152 Christoph Stenschke
to his lexical studies: â€œâ€¦ we suggest that the Gospelâ€™s answer lies in broadening
of the term [á¾¿Î™Î¿Ï…Î´Î±á¿–Î¿Î¹] to a universal scope via the use of Îºá½¹ÏƒÎ¼Î¿Ï‚. By these
means, the specific circumstances fade into the background, and the (gentile)
world becomes part of the drama. â€¦ Thus, modern Jews and Gentiles alike only
understand this Gospel when they finish it with the confession â€˜mea culpaâ€™ on
their lipsâ€ (217f). For a detailed presentation and assessment of Kierspelâ€™s case
see my review in Acta Theologica.
Stanley E. Porter, (Ed), The Pauline Canon. Pauline Studies 1 (Leiden: Brill,
2004). XIII + 254 pp. 16 x 24,5 cm. ISBN 90 04 13891 9, 68 â‚¬.
The present volume is the first in a new series called Pauline Studies
(PAST). Volume two is devoted to Paul and His Opponents (ed. S. E. Porter;

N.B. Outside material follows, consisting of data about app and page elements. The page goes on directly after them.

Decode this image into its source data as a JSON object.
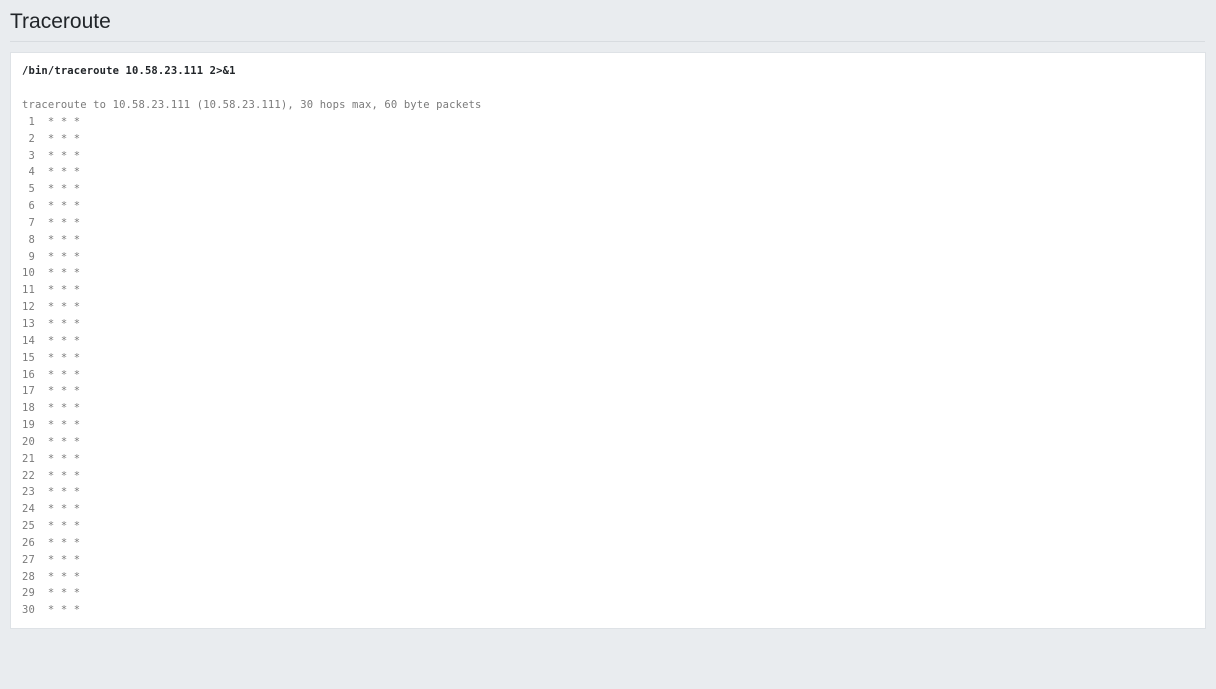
{
  "page": {
    "title": "Traceroute"
  },
  "output": {
    "command": "/bin/traceroute 10.58.23.111 2>&1",
    "header": "traceroute to 10.58.23.111 (10.58.23.111), 30 hops max, 60 byte packets",
    "hops": [
      " 1  * * *",
      " 2  * * *",
      " 3  * * *",
      " 4  * * *",
      " 5  * * *",
      " 6  * * *",
      " 7  * * *",
      " 8  * * *",
      " 9  * * *",
      "10  * * *",
      "11  * * *",
      "12  * * *",
      "13  * * *",
      "14  * * *",
      "15  * * *",
      "16  * * *",
      "17  * * *",
      "18  * * *",
      "19  * * *",
      "20  * * *",
      "21  * * *",
      "22  * * *",
      "23  * * *",
      "24  * * *",
      "25  * * *",
      "26  * * *",
      "27  * * *",
      "28  * * *",
      "29  * * *",
      "30  * * *"
    ]
  }
}
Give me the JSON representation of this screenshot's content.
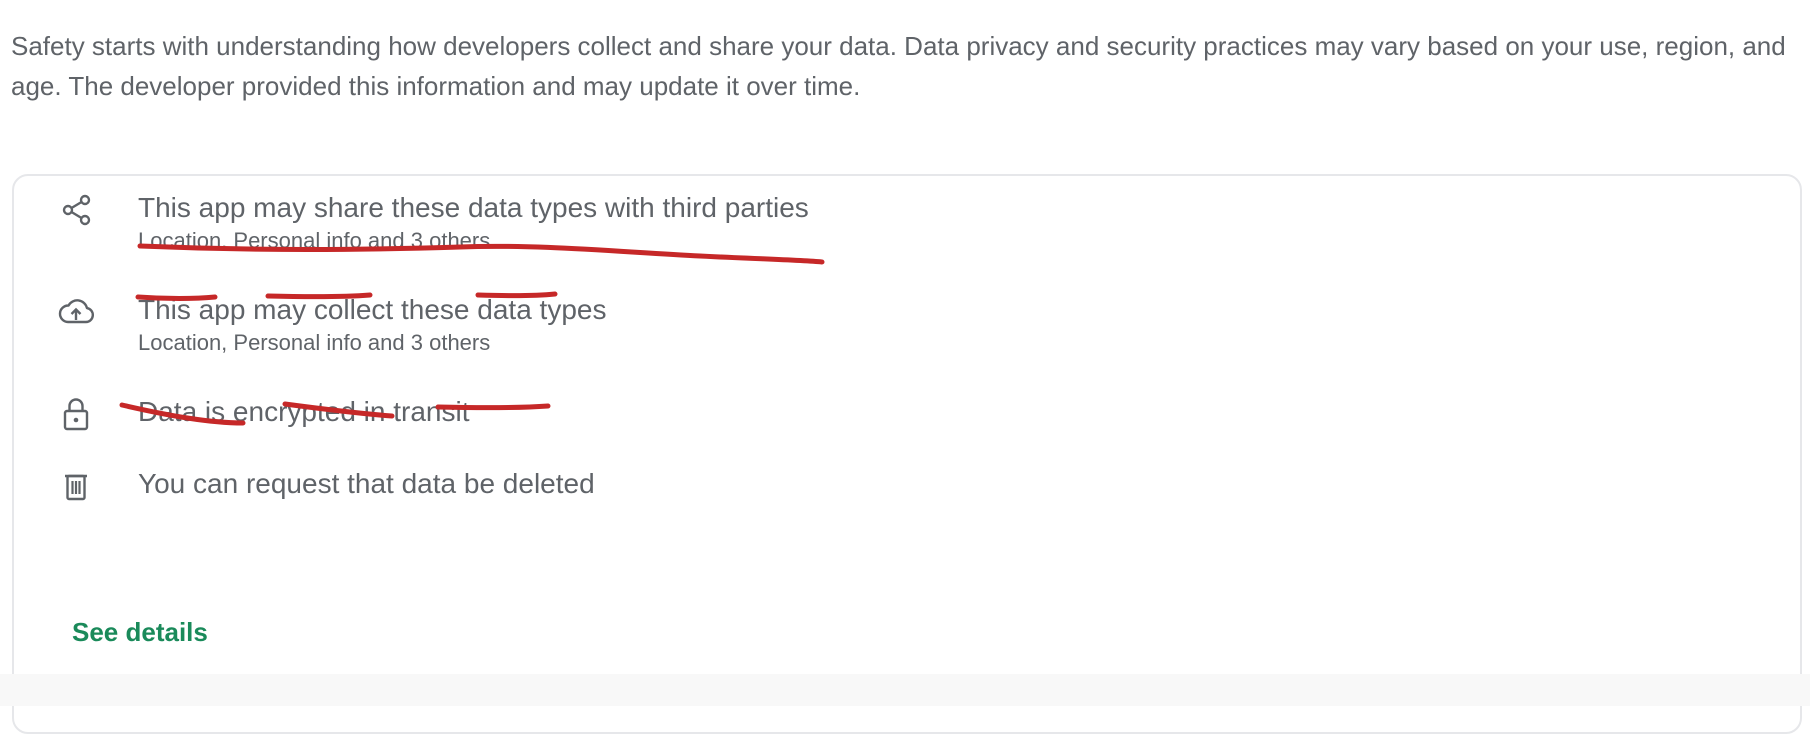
{
  "intro_text": "Safety starts with understanding how developers collect and share your data. Data privacy and security practices may vary based on your use, region, and age. The developer provided this information and may update it over time.",
  "items": [
    {
      "icon": "share-icon",
      "title": "This app may share these data types with third parties",
      "subtitle": "Location, Personal info and 3 others"
    },
    {
      "icon": "cloud-upload-icon",
      "title": "This app may collect these data types",
      "subtitle": "Location, Personal info and 3 others"
    },
    {
      "icon": "lock-icon",
      "title": "Data is encrypted in transit"
    },
    {
      "icon": "trash-icon",
      "title": "You can request that data be deleted"
    }
  ],
  "see_details_label": "See details",
  "colors": {
    "text": "#5f6368",
    "link": "#1a8a5a",
    "annotation": "#c62828",
    "border": "#e6e7ea"
  }
}
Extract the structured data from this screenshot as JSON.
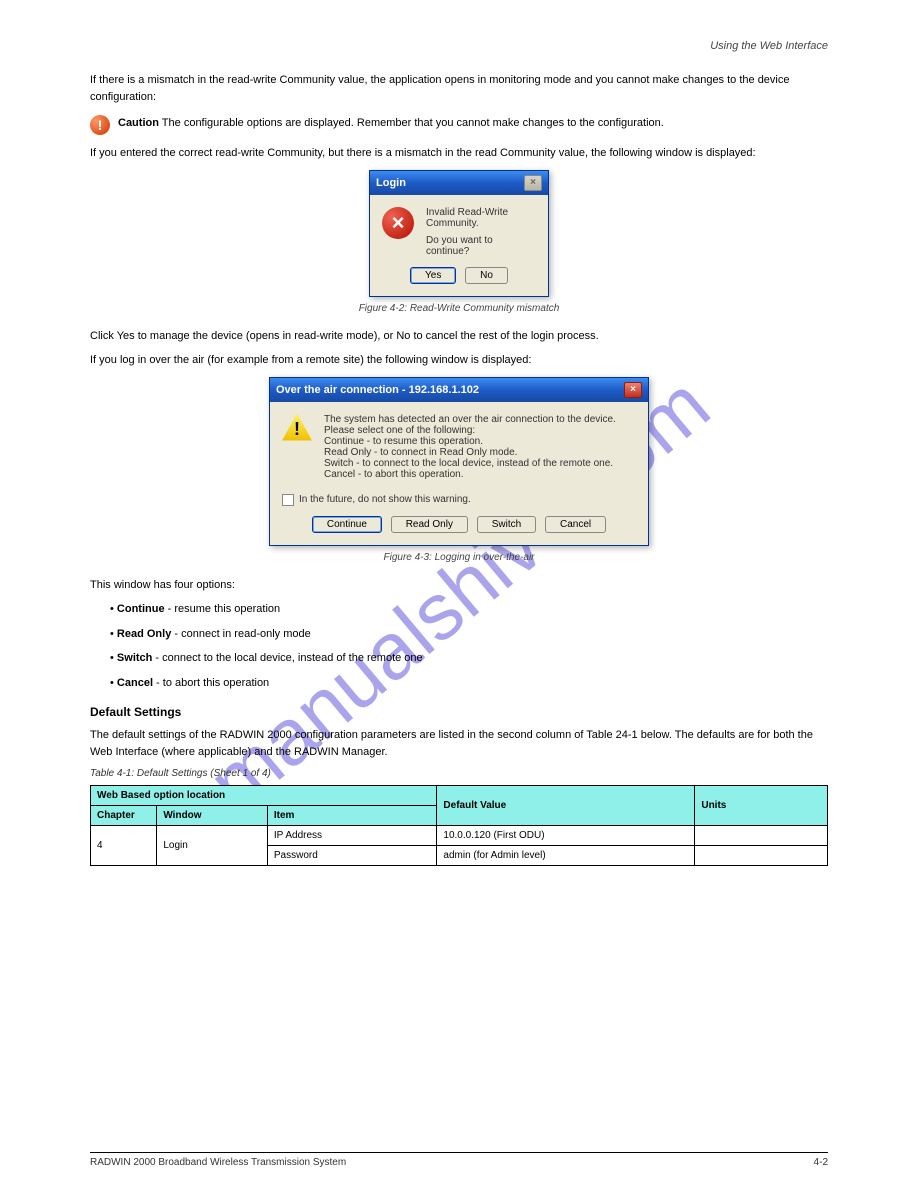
{
  "header": {
    "line": "Using the Web Interface"
  },
  "paragraphs": {
    "p1": "If there is a mismatch in the read-write Community value, the application opens in monitoring mode and you cannot make changes to the device configuration:",
    "caution_label": "Caution",
    "caution_text": "   The configurable options are displayed. Remember that you cannot make changes to the configuration.",
    "p2": "If you entered the correct read-write Community, but there is a mismatch in the read Community value, the following window is displayed:",
    "afterLogin": "Click Yes to manage the device (opens in read-write mode), or No to cancel the rest of the login process.",
    "p3": "If you log in over the air (for example from a remote site) the following window is displayed:",
    "afterOta_lead": "This window has four options:",
    "optContinue": " - resume this operation",
    "optReadOnly": " - connect in read-only mode",
    "optSwitch": " - connect to the local device, instead of the remote one",
    "optCancel": " - to abort this operation",
    "h3": "Default Settings",
    "p4": "The default settings of the RADWIN 2000 configuration parameters are listed in the second column of Table 24-1 below. The defaults are for both the Web Interface (where applicable) and the RADWIN Manager."
  },
  "figLabels": {
    "fig1": "Figure 4-2: Read-Write Community mismatch",
    "fig2": "Figure 4-3: Logging in over-the-air"
  },
  "loginDialog": {
    "title": "Login",
    "msg1": "Invalid Read-Write Community.",
    "msg2": "Do you want to continue?",
    "yes": "Yes",
    "no": "No"
  },
  "otaDialog": {
    "title": "Over the air connection - 192.168.1.102",
    "l1": "The system has detected an over the air connection to the device.",
    "l2": "Please select one of the following:",
    "l3": "Continue - to resume this operation.",
    "l4": "Read Only - to connect in Read Only mode.",
    "l5": "Switch - to connect to the local device, instead of the remote one.",
    "l6": "Cancel - to abort this operation.",
    "check": "In the future, do not show this warning.",
    "btnContinue": "Continue",
    "btnReadOnly": "Read Only",
    "btnSwitch": "Switch",
    "btnCancel": "Cancel"
  },
  "options": {
    "continue": "Continue",
    "readonly": "Read Only",
    "switch": "Switch",
    "cancel": "Cancel"
  },
  "table": {
    "caption": "Table 4-1: Default Settings (Sheet 1 of 4)",
    "headers": {
      "lead": "Web Based option location",
      "default": "Default Value",
      "units": "Units",
      "chapter": "Chapter",
      "window": "Window",
      "item": "Item"
    },
    "rows": [
      {
        "chapter": "4",
        "window": "Login",
        "item": "IP Address",
        "default": "10.0.0.120 (First ODU)",
        "units": ""
      },
      {
        "chapter": "",
        "window": "",
        "item": "Password",
        "default": "admin (for Admin level)",
        "units": ""
      }
    ]
  },
  "footer": {
    "left": "RADWIN 2000 Broadband Wireless Transmission System",
    "right": "4-2"
  }
}
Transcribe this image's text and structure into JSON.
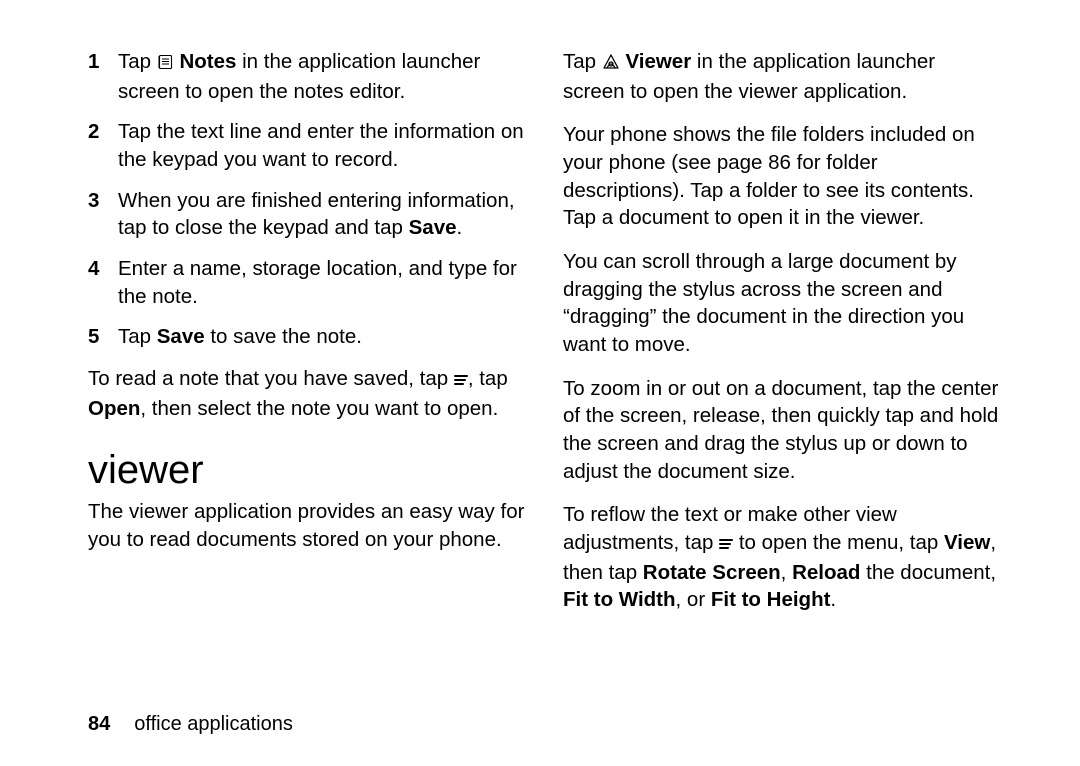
{
  "left": {
    "steps": [
      {
        "n": "1",
        "pre": "Tap ",
        "icon": "notes",
        "bold": "Notes",
        "post": " in the application launcher screen to open the notes editor."
      },
      {
        "n": "2",
        "text": "Tap the text line and enter the information on the keypad you want to record."
      },
      {
        "n": "3",
        "pre": "When you are finished entering information, tap to close the keypad and tap ",
        "bold": "Save",
        "post": "."
      },
      {
        "n": "4",
        "text": "Enter a name, storage location, and type for the note."
      },
      {
        "n": "5",
        "pre": "Tap ",
        "bold": "Save",
        "post": " to save the note."
      }
    ],
    "read_note_pre": "To read a note that you have saved, tap ",
    "read_note_mid": ", tap ",
    "read_note_open": "Open",
    "read_note_post": ", then select the note you want to open.",
    "heading": "viewer",
    "viewer_desc": "The viewer application provides an easy way for you to read documents stored on your phone."
  },
  "right": {
    "p1_pre": "Tap ",
    "p1_bold": "Viewer",
    "p1_post": " in the application launcher screen to open the viewer application.",
    "p2": "Your phone shows the file folders included on your phone (see page 86 for folder descriptions). Tap a folder to see its contents. Tap a document to open it in the viewer.",
    "p3": "You can scroll through a large document by dragging the stylus across the screen and “dragging” the document in the direction you want to move.",
    "p4": "To zoom in or out on a document, tap the center of the screen, release, then quickly tap and hold the screen and drag the stylus up or down to adjust the document size.",
    "p5_a": "To reflow the text or make other view adjustments, tap ",
    "p5_b": " to open the menu, tap ",
    "p5_view": "View",
    "p5_c": ", then tap ",
    "p5_rotate": "Rotate Screen",
    "p5_d": ", ",
    "p5_reload": "Reload",
    "p5_e": " the document, ",
    "p5_fitw": "Fit to Width",
    "p5_f": ", or ",
    "p5_fith": "Fit to Height",
    "p5_g": "."
  },
  "footer": {
    "page": "84",
    "section": "office applications"
  }
}
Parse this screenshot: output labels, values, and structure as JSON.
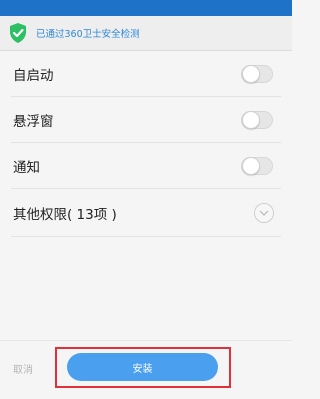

PAST 2; Leiden: Brill, 2005; cf. my review in Religion & Theology, in print).
Volume three addresses Paul and His Theology (PAST 3; Leiden: Brill, 2006).
Further projected volumes will cover Paulâ€™s World (PAST 4, 2007) and Paul:
Jew, Greek, Roman (PAST 5, 2008). Another series of five volumes has already
been planned to extend the series further.
The exact number of letters of Paul in the New Testament has been a
disputed issue in New Testament studies. While the canon contains thirteen
letters ascribed to Paul and some scholars up to this date have defended the
authenticity of all of them, most scholars only accept about seven of these
letters as letters of Paul the apostle. But much more than that is at stake.
At the beginning Porter provides a short â€œIntroduction to the Study of the
Pauline Canonâ€ (1-3) starting with a list of the questions involved:
Did Paul write all of the letters ascribed to him in the NT? If he did, can
we account for how these letters were preserved and complied into the corpus
that we now have? Did he write any other letters, of which we still have direct
of indirect evidence, that are not in the canon but that bear examination? If
we think that he did not write all of the letters, which ones did he write? How
do we know that he did or did not write these letters? What criteria can we
use to discuss this issue? For those that he did not write, how do we account
for their having been written and included in what is now our canonical col-
lection as found in the NT? How do we account for some of the problematic
juxtapositions of ideas in the letters that we do have? If we think that Paul
may have written some parts of individual letters, but not all of them, how do
we differentiate the parts that he wrote from the others? If Paul did not write
all of the letters ascribed to him, what are the canonical, historical and even
theological, implications of such a conclusion? (1).